In some cases, by carefully constructing the parts with respect to the default base reference planes, you can use them for positioning. In other cases, you can create additional global reference planes in the proper locations.
For example, you can construct the o-ring part such that it is positioned symmetrically about the base reference planes.
In addition to constructing the shaft part with respect to the base reference planes, you can add a parallel global reference plane (A) through the center of the groove on the shaft.
You can then mate or align the corresponding reference planes (A), (B), (C) to position the o-ring in the assembly.
When you place a part into an assembly, you can display or hide its reference planes using the Construction Display button on the View tab. When you click the Construction Display button, options are available for controlling the display of a part's reference planes, sketches, construction surfaces, and so forth.
With the part's reference planes displayed, you can then select one of them to position the part.
If you are placing a subassembly, you can display the reference planes of one of its parts by clicking that part, then clicking the Construction Display button.
When you complete the positioning process, the part's reference planes are hidden automatically.
You can also use part reference planes when you reposition a part in the assembly. Select the part you want to reposition, then click the Edit Definition button on the Select command bar. Use the Relationship List box on the Assemble bar to select the assembly relationship you want to edit. As you proceed through the steps for editing the assembly relationship, the Construction Display button is available whenever a part is selected.
You can also use the Show/Hide Component→Reference Planes command on the shortcut menu to manually control the display of reference planes for a part.
You can also use global reference planes to control the angular orientation of a part about an axis.
For example, you can use an angular reference plane constructed in the pivot block part to position it in the assembly.
In this case a floating mate relationship was applied between the angular reference plane (A) and the planar face (B) on the bracket part.

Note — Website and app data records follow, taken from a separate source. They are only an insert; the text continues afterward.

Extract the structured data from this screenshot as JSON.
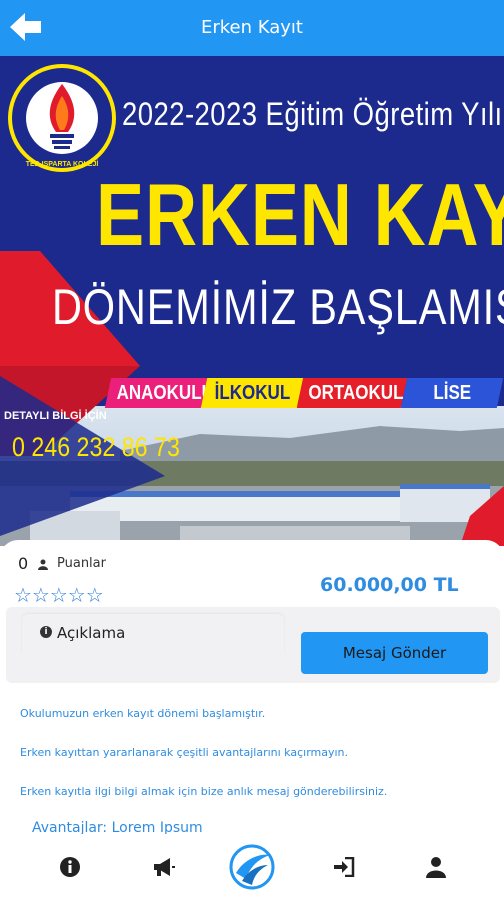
{
  "header": {
    "title": "Erken Kayıt",
    "back_icon": "arrow-left-icon"
  },
  "banner": {
    "logo_text": "TED ISPARTA KOLEJİ",
    "year_line": "2022-2023 Eğitim Öğretim  Yılı",
    "headline": "ERKEN KAYIT",
    "subline": "DÖNEMİMİZ BAŞLAMIŞTIR",
    "levels": [
      "ANAOKULU",
      "İLKOKUL",
      "ORTAOKUL",
      "LİSE"
    ],
    "level_colors": [
      "#ec1f7b",
      "#ffe600",
      "#e51e2a",
      "#2c54d8"
    ],
    "detail_label": "DETAYLI BİLGİ İÇİN",
    "phone": "0 246 232 86 73"
  },
  "product": {
    "points_count": "0",
    "points_label": "Puanlar",
    "stars": "☆☆☆☆☆",
    "rating": 0,
    "price": "60.000,00 TL",
    "description_tab": "Açıklama",
    "message_button": "Mesaj Gönder"
  },
  "description": {
    "paragraphs": [
      "Okulumuzun erken kayıt dönemi başlamıştır.",
      "Erken kayıttan yararlanarak çeşitli avantajlarını kaçırmayın.",
      "Erken kayıtla ilgi bilgi almak için bize anlık mesaj gönderebilirsiniz."
    ],
    "partial_line": "Avantajlar: Lorem Ipsum"
  },
  "bottom_nav": {
    "items": [
      {
        "icon": "info-icon"
      },
      {
        "icon": "megaphone-icon"
      },
      {
        "icon": "app-logo-icon"
      },
      {
        "icon": "login-icon"
      },
      {
        "icon": "user-icon"
      }
    ]
  },
  "colors": {
    "primary": "#2196f3",
    "accent_text": "#2f8ce0",
    "banner_bg": "#1a2a8a",
    "headline_yellow": "#ffe600"
  }
}
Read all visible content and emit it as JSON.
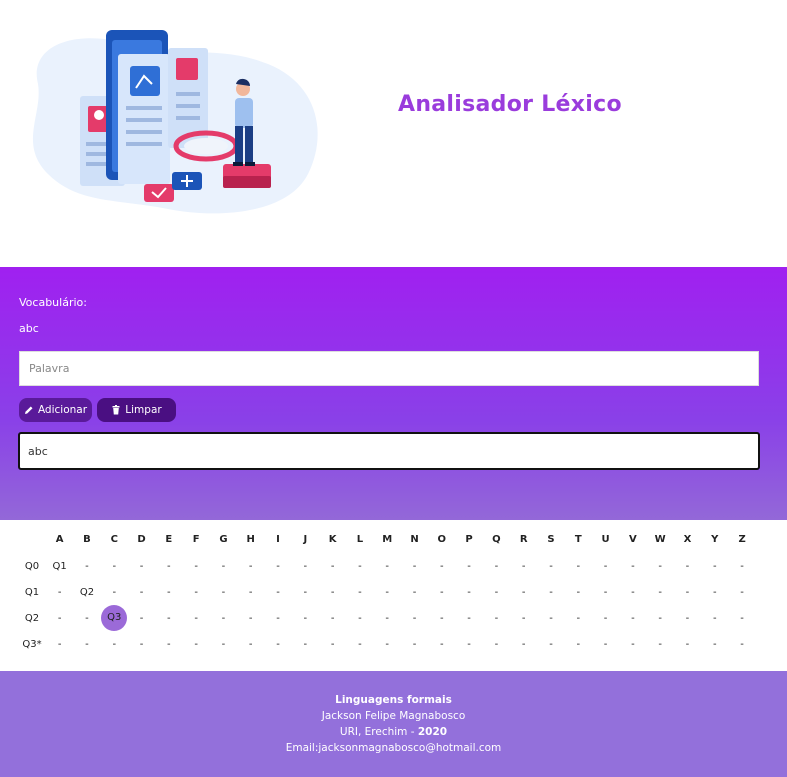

If you edit the angular value of the dimension for the reference plane in the Part environment, the part will rotate in the assembly.
It is important to construct the angular reference plane correctly with respect to the other features on the part. Notice that the angular reference plane (A) passes through the center of the hole feature (B). The hole feature is then used to apply an axial align relationship in the assembly.
This ensures that when the dimensional value for the reference plane is edited, the part will rotate correctly in the assembly.
You can also use assembly reference planes to position a part in an assembly. The first part (A) you place in an assembly is placed grounded, with the same orientation it has in the part document.
You can use the Assemble command bar to reposition the part in the assembly using the base reference planes (B) in the assembly.
When designing a part or subassembly in the context of an assembly, you can also use the reference planes in a higher-level assembly document to define profiles, sketches, and feature extents for a part or subassembly on which you are currently working.
For example, you can offset a parallel reference plane (A) from one of the default assembly reference planes.
You can then place a part into the assembly, in-place activate the part, and use the parallel reference plane you created to define the feature extent for a protrusion feature. To select an assembly reference plane that is outside of the current document, press and hold the Shift key, then select the reference plane.
When you use a reference plane outside of the current document in this manner, an associative inter-part link is created. For more information, see the Inter-Part Associativity Help topic.
Later, when you return to the assembly, you can edit the offset value of the assembly reference plane to change the feature extent. To edit the offset value of an assembly reference plane, select the reference plane in the top pane of PathFinder, then select the offset value in the bottom pane. You can then type a new value in the command bar. You can also use the variable table to edit the offset value of the assembly reference plane.